The first thing that hit me was his smell. There is no nice way of putting it, but it seemed that he had not had a shower in days.
I casually turned to my left to look at him and was appalled by what I saw- a mix of sympathy and disgust.
His collared long-sleeved shirt was rolled up to his elbows and had clearly seen better days. It must have been white once, but it was wet and clung on to his body and had patches of brown stains over it. He looked like he had fell into an open manhole and simply sunned himself dry. There were about 4 plasters on each of his exposed arms.
The bag he clung on to was an army green lady’s bag that threatened to come apart any time. The handles had steel rings in them which had all gone rusty, the seams torn and hung by loose threads.
There was not the slightest hint of joy or hope on this man’s face. I don’t think I’ve ever seen a wearier look.
This was a man who must be living on the fringes of society and with no family member who cared for him.

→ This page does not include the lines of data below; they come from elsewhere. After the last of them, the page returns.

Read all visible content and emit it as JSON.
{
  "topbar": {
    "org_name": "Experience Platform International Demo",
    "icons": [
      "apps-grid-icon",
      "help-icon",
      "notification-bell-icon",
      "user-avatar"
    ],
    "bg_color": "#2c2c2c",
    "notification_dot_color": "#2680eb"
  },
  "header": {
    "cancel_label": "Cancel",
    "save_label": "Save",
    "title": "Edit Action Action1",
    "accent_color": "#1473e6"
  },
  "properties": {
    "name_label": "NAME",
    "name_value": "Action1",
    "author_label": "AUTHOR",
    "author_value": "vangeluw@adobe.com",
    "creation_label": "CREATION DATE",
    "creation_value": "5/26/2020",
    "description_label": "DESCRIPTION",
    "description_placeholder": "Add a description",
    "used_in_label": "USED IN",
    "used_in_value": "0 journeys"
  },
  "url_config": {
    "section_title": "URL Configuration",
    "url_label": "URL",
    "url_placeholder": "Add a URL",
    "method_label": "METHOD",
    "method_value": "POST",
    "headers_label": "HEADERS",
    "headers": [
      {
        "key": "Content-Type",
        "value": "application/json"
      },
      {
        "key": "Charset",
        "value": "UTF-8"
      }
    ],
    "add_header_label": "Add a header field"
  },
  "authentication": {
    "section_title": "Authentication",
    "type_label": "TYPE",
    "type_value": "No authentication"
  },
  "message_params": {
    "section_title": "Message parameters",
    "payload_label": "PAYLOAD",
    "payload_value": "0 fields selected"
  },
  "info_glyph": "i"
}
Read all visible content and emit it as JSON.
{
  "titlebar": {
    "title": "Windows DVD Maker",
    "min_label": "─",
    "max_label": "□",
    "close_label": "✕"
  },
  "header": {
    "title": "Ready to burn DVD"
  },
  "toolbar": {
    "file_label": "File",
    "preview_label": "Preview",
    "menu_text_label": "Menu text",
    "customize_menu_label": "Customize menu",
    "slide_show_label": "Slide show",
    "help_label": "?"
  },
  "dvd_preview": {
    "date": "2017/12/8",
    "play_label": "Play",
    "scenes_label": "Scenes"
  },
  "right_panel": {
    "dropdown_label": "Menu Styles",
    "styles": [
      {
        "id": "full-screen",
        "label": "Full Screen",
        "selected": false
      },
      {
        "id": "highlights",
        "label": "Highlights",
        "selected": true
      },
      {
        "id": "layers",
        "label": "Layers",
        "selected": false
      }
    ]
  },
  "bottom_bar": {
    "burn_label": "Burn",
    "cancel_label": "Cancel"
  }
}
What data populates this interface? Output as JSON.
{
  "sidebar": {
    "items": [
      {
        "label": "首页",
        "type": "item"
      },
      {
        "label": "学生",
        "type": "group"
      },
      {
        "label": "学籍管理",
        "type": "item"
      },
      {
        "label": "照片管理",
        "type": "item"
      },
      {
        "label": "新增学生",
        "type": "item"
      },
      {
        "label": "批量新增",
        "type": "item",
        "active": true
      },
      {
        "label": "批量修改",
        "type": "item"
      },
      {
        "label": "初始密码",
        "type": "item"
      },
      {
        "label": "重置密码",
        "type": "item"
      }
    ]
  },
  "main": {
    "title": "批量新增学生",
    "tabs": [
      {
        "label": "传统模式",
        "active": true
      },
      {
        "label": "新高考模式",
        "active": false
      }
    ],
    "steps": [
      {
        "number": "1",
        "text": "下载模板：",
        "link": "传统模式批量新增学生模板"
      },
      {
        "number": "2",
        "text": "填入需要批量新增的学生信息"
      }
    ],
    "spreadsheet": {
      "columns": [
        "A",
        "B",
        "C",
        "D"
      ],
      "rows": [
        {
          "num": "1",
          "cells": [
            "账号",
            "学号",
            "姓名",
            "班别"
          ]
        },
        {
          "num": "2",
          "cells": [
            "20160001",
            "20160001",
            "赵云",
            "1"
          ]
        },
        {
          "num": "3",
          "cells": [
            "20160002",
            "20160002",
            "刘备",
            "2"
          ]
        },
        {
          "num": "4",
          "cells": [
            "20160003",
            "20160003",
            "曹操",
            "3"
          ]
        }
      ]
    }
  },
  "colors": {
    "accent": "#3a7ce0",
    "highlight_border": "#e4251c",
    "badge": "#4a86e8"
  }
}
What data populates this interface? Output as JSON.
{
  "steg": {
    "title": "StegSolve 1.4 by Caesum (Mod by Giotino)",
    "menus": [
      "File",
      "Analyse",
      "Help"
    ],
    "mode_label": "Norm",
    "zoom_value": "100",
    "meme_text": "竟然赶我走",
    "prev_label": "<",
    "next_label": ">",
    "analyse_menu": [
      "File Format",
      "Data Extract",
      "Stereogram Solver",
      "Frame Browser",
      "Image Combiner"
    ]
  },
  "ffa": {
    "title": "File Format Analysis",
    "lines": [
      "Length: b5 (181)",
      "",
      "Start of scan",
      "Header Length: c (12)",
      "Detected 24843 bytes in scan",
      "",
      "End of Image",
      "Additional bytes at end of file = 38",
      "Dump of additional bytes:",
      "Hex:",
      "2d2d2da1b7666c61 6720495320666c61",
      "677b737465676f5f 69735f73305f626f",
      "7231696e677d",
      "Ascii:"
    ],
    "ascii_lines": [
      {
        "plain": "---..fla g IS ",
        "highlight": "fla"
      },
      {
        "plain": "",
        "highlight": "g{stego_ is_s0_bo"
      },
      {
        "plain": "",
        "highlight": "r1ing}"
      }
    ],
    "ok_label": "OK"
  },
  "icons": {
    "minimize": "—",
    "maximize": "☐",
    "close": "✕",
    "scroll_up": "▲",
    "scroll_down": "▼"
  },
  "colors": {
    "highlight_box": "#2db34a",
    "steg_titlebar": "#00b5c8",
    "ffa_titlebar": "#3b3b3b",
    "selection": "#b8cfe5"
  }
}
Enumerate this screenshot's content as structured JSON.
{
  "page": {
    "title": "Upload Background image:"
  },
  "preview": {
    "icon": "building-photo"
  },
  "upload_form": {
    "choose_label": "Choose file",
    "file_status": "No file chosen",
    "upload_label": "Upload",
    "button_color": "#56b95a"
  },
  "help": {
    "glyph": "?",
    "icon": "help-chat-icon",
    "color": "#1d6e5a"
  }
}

If there was a man who desperately needed to hear the good news of Jesus Christ, it was him!
I am most ashamed to say that I simply endured the rest of the journey without as much as a smile at him. I realized halfway through that I had subconsciously turned my entire body away from him, leaning towards the glass panel.
I felt a prompting to ask him if he needed money, but yet in my stupid logic I was afraid that he might feel offended by my gesture.
The rebuke came almost instantaneously.
“You, with all your lofty talk about doing mission work and giving your life to Christ, will not even have compassion on this one man who is seated beside you. What right do you have to claim your commitment to His calling?”
I had no answer.
But I know I still have such a long way to go, and so much to learn.
And I ask, O Lord, that you may break me so completely that my life will no longer be my own, but that of Yours.